Work request: Would you print the full listing word for word?

Supplied entries:
******
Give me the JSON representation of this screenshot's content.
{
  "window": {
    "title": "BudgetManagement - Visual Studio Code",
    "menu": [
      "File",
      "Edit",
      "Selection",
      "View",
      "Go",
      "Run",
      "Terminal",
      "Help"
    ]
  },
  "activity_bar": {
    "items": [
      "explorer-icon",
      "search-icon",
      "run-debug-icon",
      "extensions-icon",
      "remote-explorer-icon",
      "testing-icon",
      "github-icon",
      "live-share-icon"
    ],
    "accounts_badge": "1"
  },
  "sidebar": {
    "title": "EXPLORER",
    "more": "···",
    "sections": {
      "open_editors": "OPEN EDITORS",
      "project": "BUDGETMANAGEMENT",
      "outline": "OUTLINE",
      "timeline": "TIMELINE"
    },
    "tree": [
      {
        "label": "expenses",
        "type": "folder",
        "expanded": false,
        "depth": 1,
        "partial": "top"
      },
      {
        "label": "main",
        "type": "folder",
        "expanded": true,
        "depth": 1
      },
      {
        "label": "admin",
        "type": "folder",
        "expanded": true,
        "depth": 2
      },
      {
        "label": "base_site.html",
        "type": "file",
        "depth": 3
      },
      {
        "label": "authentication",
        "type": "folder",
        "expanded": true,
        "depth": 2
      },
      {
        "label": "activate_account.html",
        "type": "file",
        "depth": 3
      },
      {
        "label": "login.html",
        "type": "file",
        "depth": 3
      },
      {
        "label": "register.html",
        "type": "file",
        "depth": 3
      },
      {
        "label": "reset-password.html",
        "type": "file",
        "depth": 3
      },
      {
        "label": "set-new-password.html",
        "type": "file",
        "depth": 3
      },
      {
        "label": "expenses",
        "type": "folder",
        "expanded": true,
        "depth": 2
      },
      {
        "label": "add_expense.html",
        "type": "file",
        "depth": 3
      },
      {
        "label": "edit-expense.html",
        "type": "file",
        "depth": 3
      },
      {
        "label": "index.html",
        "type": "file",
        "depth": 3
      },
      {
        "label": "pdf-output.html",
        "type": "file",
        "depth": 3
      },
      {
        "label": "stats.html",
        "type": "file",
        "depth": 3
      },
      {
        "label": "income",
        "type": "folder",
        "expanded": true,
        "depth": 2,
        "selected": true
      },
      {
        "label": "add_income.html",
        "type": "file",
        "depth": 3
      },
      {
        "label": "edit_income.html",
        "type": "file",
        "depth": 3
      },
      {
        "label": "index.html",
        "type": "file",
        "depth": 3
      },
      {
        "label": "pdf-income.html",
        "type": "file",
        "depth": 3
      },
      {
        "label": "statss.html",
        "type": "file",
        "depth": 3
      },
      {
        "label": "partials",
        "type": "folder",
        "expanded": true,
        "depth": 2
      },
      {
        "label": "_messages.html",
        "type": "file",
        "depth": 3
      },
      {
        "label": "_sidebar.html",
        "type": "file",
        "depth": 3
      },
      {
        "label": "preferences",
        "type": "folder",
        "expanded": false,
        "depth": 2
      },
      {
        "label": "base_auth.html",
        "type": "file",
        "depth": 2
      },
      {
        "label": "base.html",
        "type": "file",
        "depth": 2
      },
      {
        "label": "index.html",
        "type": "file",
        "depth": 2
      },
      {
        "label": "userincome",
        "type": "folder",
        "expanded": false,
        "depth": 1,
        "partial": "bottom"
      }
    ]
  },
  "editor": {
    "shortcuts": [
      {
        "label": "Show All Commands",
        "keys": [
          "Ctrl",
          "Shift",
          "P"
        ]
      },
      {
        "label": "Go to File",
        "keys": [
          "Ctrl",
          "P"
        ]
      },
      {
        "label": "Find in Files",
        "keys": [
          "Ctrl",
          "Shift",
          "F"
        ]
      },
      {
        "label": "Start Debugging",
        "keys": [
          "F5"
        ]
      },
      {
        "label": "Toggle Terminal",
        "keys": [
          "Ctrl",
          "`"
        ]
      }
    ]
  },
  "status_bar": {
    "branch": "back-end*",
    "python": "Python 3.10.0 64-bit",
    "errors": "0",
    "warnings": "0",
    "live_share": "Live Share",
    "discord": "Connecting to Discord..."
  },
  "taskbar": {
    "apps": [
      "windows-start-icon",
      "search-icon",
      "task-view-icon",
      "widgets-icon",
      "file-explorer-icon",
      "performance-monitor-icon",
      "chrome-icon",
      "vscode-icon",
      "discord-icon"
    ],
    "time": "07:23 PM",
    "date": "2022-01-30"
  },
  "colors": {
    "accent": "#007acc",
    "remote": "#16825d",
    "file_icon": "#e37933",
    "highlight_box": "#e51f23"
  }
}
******
Result of this exercise:
Give me the JSON representation of this screenshot's content.
{
  "window": {
    "title": "BudgetManagement - Visual Studio Code",
    "menu": [
      "File",
      "Edit",
      "Selection",
      "View",
      "Go",
      "Run",
      "Terminal",
      "Help"
    ]
  },
  "activity_bar": {
    "items": [
      "explorer-icon",
      "search-icon",
      "run-debug-icon",
      "extensions-icon",
      "remote-explorer-icon",
      "testing-icon",
      "github-icon",
      "live-share-icon"
    ],
    "accounts_badge": "1"
  },
  "sidebar": {
    "title": "EXPLORER",
    "more": "···",
    "sections": {
      "open_editors": "OPEN EDITORS",
      "project": "BUDGETMANAGEMENT",
      "outline": "OUTLINE",
      "timeline": "TIMELINE"
    },
    "tree": [
      {
        "label": "expenses",
        "type": "folder",
        "expanded": false,
        "depth": 1,
        "partial": "top"
      },
      {
        "label": "main",
        "type": "folder",
        "expanded": true,
        "depth": 1
      },
      {
        "label": "admin",
        "type": "folder",
        "expanded": true,
        "depth": 2
      },
      {
        "label": "base_site.html",
        "type": "file",
        "depth": 3
      },
      {
        "label": "authentication",
        "type": "folder",
        "expanded": true,
        "depth": 2
      },
      {
        "label": "activate_account.html",
        "type": "file",
        "depth": 3
      },
      {
        "label": "login.html",
        "type": "file",
        "depth": 3
      },
      {
        "label": "register.html",
        "type": "file",
        "depth": 3
      },
      {
        "label": "reset-password.html",
        "type": "file",
        "depth": 3
      },
      {
        "label": "set-new-password.html",
        "type": "file",
        "depth": 3
      },
      {
        "label": "expenses",
        "type": "folder",
        "expanded": true,
        "depth": 2
      },
      {
        "label": "add_expense.html",
        "type": "file",
        "depth": 3
      },
      {
        "label": "edit-expense.html",
        "type": "file",
        "depth": 3
      },
      {
        "label": "index.html",
        "type": "file",
        "depth": 3
      },
      {
        "label": "pdf-output.html",
        "type": "file",
        "depth": 3
      },
      {
        "label": "stats.html",
        "type": "file",
        "depth": 3
      },
      {
        "label": "income",
        "type": "folder",
        "expanded": true,
        "depth": 2,
        "selected": true
      },
      {
        "label": "add_income.html",
        "type": "file",
        "depth": 3
      },
      {
        "label": "edit_income.html",
        "type": "file",
        "depth": 3
      },
      {
        "label": "index.html",
        "type": "file",
        "depth": 3
      },
      {
        "label": "pdf-income.html",
        "type": "file",
        "depth": 3
      },
      {
        "label": "statss.html",
        "type": "file",
        "depth": 3
      },
      {
        "label": "partials",
        "type": "folder",
        "expanded": true,
        "depth": 2
      },
      {
        "label": "_messages.html",
        "type": "file",
        "depth": 3
      },
      {
        "label": "_sidebar.html",
        "type": "file",
        "depth": 3
      },
      {
        "label": "preferences",
        "type": "folder",
        "expanded": false,
        "depth": 2
      },
      {
        "label": "base_auth.html",
        "type": "file",
        "depth": 2
      },
      {
        "label": "base.html",
        "type": "file",
        "depth": 2
      },
      {
        "label": "index.html",
        "type": "file",
        "depth": 2
      },
      {
        "label": "userincome",
        "type": "folder",
        "expanded": false,
        "depth": 1,
        "partial": "bottom"
      }
    ]
  },
  "editor": {
    "shortcuts": [
      {
        "label": "Show All Commands",
        "keys": [
          "Ctrl",
          "Shift",
          "P"
        ]
      },
      {
        "label": "Go to File",
        "keys": [
          "Ctrl",
          "P"
        ]
      },
      {
        "label": "Find in Files",
        "keys": [
          "Ctrl",
          "Shift",
          "F"
        ]
      },
      {
        "label": "Start Debugging",
        "keys": [
          "F5"
        ]
      },
      {
        "label": "Toggle Terminal",
        "keys": [
          "Ctrl",
          "`"
        ]
      }
    ]
  },
  "status_bar": {
    "branch": "back-end*",
    "python": "Python 3.10.0 64-bit",
    "errors": "0",
    "warnings": "0",
    "live_share": "Live Share",
    "discord": "Connecting to Discord..."
  },
  "taskbar": {
    "apps": [
      "windows-start-icon",
      "search-icon",
      "task-view-icon",
      "widgets-icon",
      "file-explorer-icon",
      "performance-monitor-icon",
      "chrome-icon",
      "vscode-icon",
      "discord-icon"
    ],
    "time": "07:23 PM",
    "date": "2022-01-30"
  },
  "colors": {
    "accent": "#007acc",
    "remote": "#16825d",
    "file_icon": "#e37933",
    "highlight_box": "#e51f23"
  }
}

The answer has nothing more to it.